# Exercise
Pictures stay out; everything else in the listing below is to be restated word for word.

[Data to examine]

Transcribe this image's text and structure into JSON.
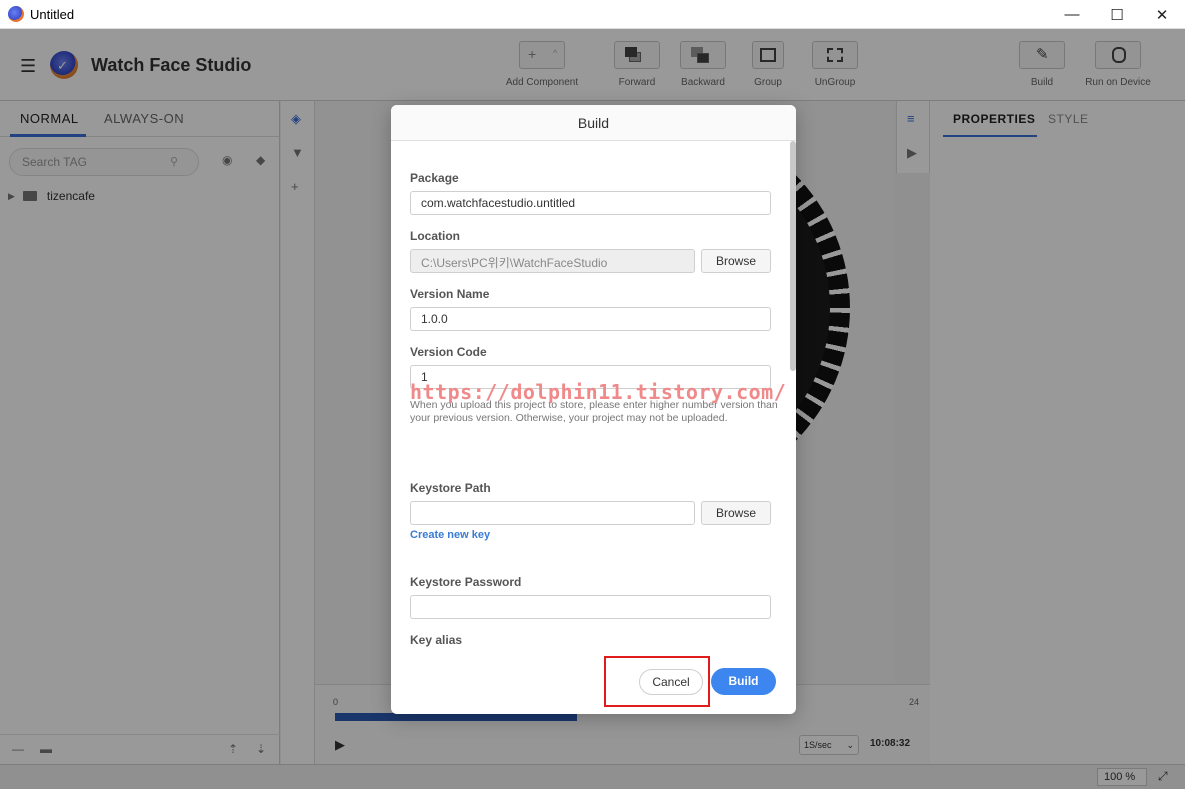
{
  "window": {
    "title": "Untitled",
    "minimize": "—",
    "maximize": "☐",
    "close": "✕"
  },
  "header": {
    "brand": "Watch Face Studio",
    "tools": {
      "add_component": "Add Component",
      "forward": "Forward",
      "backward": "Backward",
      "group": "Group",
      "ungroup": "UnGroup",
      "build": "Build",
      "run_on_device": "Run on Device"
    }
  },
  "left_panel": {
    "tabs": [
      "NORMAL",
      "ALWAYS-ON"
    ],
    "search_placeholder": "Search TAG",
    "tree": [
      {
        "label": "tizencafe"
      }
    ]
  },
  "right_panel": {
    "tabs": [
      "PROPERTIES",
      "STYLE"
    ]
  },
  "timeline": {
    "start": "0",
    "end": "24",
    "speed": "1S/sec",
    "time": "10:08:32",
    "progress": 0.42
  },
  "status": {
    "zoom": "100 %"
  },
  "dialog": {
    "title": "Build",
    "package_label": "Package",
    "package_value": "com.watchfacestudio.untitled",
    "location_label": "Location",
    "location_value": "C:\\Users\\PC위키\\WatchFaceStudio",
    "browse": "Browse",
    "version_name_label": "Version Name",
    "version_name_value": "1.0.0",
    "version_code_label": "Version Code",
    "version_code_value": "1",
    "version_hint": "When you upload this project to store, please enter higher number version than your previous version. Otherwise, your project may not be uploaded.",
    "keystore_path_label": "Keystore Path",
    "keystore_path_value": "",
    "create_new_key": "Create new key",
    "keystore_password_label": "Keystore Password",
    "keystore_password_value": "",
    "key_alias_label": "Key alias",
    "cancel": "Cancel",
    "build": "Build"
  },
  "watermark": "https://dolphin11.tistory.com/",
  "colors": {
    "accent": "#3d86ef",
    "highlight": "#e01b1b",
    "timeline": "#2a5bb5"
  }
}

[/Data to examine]

# Exercise solution
Transcribe this image's text and structure into JSON.
{
  "window": {
    "title": "Untitled",
    "minimize": "—",
    "maximize": "☐",
    "close": "✕"
  },
  "header": {
    "brand": "Watch Face Studio",
    "tools": {
      "add_component": "Add Component",
      "forward": "Forward",
      "backward": "Backward",
      "group": "Group",
      "ungroup": "UnGroup",
      "build": "Build",
      "run_on_device": "Run on Device"
    }
  },
  "left_panel": {
    "tabs": [
      "NORMAL",
      "ALWAYS-ON"
    ],
    "search_placeholder": "Search TAG",
    "tree": [
      {
        "label": "tizencafe"
      }
    ]
  },
  "right_panel": {
    "tabs": [
      "PROPERTIES",
      "STYLE"
    ]
  },
  "timeline": {
    "start": "0",
    "end": "24",
    "speed": "1S/sec",
    "time": "10:08:32",
    "progress": 0.42
  },
  "status": {
    "zoom": "100 %"
  },
  "dialog": {
    "title": "Build",
    "package_label": "Package",
    "package_value": "com.watchfacestudio.untitled",
    "location_label": "Location",
    "location_value": "C:\\Users\\PC위키\\WatchFaceStudio",
    "browse": "Browse",
    "version_name_label": "Version Name",
    "version_name_value": "1.0.0",
    "version_code_label": "Version Code",
    "version_code_value": "1",
    "version_hint": "When you upload this project to store, please enter higher number version than your previous version. Otherwise, your project may not be uploaded.",
    "keystore_path_label": "Keystore Path",
    "keystore_path_value": "",
    "create_new_key": "Create new key",
    "keystore_password_label": "Keystore Password",
    "keystore_password_value": "",
    "key_alias_label": "Key alias",
    "cancel": "Cancel",
    "build": "Build"
  },
  "watermark": "https://dolphin11.tistory.com/",
  "colors": {
    "accent": "#3d86ef",
    "highlight": "#e01b1b",
    "timeline": "#2a5bb5"
  }
}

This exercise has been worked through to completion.